         Then…nothing.

         You crank it in and find out that a creature with a brain the size of a marble just poached you!

         The remedy is something I’ve often employed.  It’s called a “trap hook.”

         I’ve seen it used several different ways, but essentially, it’s fishing with a secondary hook.

         Using a short bit of line, a 2nd hooks is tied on.  The tag end of that line is tired either to the eye of the first hook; or the shaft of that hook.  Or to the curve of the first hook.

         The first hook is used to secure the bait like normal.  Through the lip, the jaw, the outter gill, etc. 
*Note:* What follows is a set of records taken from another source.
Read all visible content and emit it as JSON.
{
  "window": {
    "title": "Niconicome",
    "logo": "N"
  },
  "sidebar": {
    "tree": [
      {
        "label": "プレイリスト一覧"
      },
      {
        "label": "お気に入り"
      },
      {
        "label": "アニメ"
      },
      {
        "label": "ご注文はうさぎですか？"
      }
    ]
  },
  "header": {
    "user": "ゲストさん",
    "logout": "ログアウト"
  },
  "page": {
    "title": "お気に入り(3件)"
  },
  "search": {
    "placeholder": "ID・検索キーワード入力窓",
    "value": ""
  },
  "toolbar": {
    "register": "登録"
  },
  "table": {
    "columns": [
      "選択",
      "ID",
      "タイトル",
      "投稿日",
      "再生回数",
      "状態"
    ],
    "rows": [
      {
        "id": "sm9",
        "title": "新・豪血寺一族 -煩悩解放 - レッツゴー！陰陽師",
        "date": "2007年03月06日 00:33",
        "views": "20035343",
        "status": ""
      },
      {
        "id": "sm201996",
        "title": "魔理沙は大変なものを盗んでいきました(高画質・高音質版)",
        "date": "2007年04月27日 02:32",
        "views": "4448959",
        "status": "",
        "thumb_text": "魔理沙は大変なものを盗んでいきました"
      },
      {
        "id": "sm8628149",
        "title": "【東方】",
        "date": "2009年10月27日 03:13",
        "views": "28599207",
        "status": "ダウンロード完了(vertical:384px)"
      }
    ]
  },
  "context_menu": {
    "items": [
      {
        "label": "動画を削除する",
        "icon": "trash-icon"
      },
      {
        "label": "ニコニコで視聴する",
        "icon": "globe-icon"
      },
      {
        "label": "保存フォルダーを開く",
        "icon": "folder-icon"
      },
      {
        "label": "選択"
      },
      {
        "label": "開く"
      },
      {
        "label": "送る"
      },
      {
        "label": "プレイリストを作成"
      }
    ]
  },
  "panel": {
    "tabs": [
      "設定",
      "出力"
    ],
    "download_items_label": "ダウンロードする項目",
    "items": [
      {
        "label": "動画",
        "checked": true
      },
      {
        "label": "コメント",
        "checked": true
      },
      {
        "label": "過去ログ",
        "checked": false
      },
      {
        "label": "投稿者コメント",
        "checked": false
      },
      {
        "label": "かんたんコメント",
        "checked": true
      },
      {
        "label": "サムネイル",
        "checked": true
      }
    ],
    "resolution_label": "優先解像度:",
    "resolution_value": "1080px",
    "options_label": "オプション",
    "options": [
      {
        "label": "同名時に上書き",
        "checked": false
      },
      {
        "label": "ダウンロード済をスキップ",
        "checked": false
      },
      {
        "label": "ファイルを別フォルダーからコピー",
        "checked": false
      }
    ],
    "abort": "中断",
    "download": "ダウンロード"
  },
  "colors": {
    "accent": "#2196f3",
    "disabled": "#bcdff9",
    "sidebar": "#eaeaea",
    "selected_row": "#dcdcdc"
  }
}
         The 2nd hook is embedded somewhere back toward the tail.  Obviously don’t stab any important organs. 

But, pierce the bait somewhere under the skin or behind the dorsal fin.  Nothing to hurt the bait and you don’t want to impede it’s ability to swim or be trolled correctly. 

As a variation, some guys like to let the trap hook actually swing free.  I’m not sure how the physics of that works,  but it is surprisingly also effective. 

This one uses a treble hook as the second hook, but you get the idea.

I see fish hooked on that secondary hook all the time.

Some guys swear by letting the hook swing free.  Others scratch their heads (like me) and continue to put the secondary hook somewhere in the body of the bait.

If you’re getting short-bit, give it a try sometime.  Tons of info on the internet and diagrams to check out.  It’s very easy and a nice upgrade trick to get a fish to stick!

That’s my story!

Jonathan

______________

Jonathan Roldan has been writing the Baja Column in Western Outdoor News since 2004.  Along with his wife and fishing buddy, Jilly, they own and run the Tailhunter International Fishing Fleet in La Paz, Baja, Mexico  www.tailhunter.com.

They also run their Tailhunter Restaurant Bar on the famous La Paz malecon waterfront.  If you’d like to contact him directly, his e-mail is: jonathan@tailhunter.com

Or drop by the restaurant to say hi.  It’s right on the La Paz waterfront!

_____________ 

Jonathan Roldan’s

Tailhunter Sportfishing

Website: 

www.tailhunter-international.com

Mexico Office: Tailhunter International, 755 Paseo Obregon, La Paz, Baja Sur, Mexico

U.S. Mailing Address:  Tailhunter International, 8030 La Mesa Blvd. #178, La Mesa CA  91942

Phones: 

from USA : 626-638-3383

from Mexico: 044-612-14-17863

.

Tailhunter Weekly Fishing Report:  http://fishreport.jonathanroldan.com/

Tailhunter YouTube Video Channel:

https://www.youtube.com/channel/UCBLvdHL_p4-OAu3HfiVzW0g

“When your life finally flashes before your eyes, you will have only moments to regret all the things in life you never had the courage to try.”